Work to be completed ::
Filter the records below for the word "this". Keep each line that has it.

◇ ◇ ◇

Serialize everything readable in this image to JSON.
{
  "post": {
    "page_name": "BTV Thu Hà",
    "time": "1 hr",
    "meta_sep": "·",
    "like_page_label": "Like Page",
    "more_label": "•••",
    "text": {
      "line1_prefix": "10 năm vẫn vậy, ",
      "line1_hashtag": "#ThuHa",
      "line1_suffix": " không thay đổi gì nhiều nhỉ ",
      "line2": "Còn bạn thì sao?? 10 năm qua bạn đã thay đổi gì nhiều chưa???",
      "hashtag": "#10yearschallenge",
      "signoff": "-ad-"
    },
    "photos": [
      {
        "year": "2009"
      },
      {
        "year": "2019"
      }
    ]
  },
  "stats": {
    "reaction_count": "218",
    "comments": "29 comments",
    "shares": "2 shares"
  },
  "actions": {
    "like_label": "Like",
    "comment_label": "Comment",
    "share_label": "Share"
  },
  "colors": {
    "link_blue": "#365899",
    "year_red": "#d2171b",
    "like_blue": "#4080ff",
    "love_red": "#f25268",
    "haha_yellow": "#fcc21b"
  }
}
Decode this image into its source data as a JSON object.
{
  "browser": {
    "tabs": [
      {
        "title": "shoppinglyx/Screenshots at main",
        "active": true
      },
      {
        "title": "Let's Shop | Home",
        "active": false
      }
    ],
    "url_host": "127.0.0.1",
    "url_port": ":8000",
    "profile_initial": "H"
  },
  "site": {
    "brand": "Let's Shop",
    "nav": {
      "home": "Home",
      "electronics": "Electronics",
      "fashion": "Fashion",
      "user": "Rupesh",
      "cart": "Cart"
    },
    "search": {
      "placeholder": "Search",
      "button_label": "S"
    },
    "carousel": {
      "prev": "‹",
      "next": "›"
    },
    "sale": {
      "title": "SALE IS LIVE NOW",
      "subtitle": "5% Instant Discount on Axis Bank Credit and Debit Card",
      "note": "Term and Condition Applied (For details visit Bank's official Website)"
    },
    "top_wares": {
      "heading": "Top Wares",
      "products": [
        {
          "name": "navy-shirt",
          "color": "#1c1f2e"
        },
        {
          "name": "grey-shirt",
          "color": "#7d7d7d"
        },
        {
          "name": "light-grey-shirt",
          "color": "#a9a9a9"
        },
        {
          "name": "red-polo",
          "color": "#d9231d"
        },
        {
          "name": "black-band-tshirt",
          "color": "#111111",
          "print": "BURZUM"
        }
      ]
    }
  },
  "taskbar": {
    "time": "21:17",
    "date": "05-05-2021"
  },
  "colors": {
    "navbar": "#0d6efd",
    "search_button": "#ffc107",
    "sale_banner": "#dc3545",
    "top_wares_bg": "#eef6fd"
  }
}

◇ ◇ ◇

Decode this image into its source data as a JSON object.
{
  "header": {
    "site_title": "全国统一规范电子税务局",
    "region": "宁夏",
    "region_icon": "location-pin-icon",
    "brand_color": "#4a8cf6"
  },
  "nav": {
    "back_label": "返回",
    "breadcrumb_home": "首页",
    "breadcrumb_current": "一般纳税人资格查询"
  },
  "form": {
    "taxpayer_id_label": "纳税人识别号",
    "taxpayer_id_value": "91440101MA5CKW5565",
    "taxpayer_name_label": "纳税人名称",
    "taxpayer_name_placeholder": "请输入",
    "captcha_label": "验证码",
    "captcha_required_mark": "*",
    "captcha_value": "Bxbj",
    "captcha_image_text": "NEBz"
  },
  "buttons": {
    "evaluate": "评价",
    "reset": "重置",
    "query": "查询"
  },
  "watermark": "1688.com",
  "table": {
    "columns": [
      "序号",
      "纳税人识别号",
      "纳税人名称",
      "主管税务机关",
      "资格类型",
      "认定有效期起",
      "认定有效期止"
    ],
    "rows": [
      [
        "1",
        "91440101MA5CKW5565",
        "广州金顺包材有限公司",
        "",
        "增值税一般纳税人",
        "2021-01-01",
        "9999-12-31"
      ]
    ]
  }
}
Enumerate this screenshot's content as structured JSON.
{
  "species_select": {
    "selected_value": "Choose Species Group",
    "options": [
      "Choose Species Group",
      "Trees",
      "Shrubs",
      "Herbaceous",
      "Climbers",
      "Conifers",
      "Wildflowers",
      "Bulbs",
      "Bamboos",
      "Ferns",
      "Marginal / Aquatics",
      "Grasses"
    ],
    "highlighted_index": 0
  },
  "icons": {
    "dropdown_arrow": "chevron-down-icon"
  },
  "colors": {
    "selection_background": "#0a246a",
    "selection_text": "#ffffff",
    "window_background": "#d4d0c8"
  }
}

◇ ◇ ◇

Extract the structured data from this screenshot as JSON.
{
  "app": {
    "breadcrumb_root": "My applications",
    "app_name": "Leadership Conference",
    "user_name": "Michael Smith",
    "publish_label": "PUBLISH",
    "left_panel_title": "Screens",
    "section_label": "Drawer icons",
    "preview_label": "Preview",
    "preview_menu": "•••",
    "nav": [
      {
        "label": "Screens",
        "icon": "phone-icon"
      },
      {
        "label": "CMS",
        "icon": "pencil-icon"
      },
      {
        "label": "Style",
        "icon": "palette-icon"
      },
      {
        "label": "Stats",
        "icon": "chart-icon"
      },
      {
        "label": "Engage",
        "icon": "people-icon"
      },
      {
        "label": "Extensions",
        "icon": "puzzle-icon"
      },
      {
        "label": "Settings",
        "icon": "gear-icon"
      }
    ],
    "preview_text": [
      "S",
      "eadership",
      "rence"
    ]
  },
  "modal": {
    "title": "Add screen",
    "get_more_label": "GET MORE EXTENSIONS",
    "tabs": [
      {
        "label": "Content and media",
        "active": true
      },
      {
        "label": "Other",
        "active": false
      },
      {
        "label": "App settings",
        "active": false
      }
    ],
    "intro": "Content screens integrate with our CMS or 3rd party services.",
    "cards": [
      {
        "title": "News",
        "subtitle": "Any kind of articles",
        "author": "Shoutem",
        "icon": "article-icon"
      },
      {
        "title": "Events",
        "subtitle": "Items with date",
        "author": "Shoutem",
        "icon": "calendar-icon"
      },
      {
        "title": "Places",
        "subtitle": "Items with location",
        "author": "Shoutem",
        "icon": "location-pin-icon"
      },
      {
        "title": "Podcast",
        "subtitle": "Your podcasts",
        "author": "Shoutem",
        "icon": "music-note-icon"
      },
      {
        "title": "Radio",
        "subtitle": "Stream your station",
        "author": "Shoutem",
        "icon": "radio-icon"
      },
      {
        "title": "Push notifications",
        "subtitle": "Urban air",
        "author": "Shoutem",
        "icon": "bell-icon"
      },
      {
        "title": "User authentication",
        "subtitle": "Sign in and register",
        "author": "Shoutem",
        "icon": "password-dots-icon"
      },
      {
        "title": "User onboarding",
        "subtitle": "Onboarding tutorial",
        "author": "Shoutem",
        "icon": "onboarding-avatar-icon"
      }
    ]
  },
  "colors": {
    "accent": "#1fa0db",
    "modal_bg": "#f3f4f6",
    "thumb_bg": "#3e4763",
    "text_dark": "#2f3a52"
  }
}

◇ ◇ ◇

Exercise result ::
Serialize everything readable in this image to JSON.
Decode this image into its source data as a JSON object.
Decode this image into its source data as a JSON object.
Enumerate this screenshot's content as structured JSON.
Extract the structured data from this screenshot as JSON.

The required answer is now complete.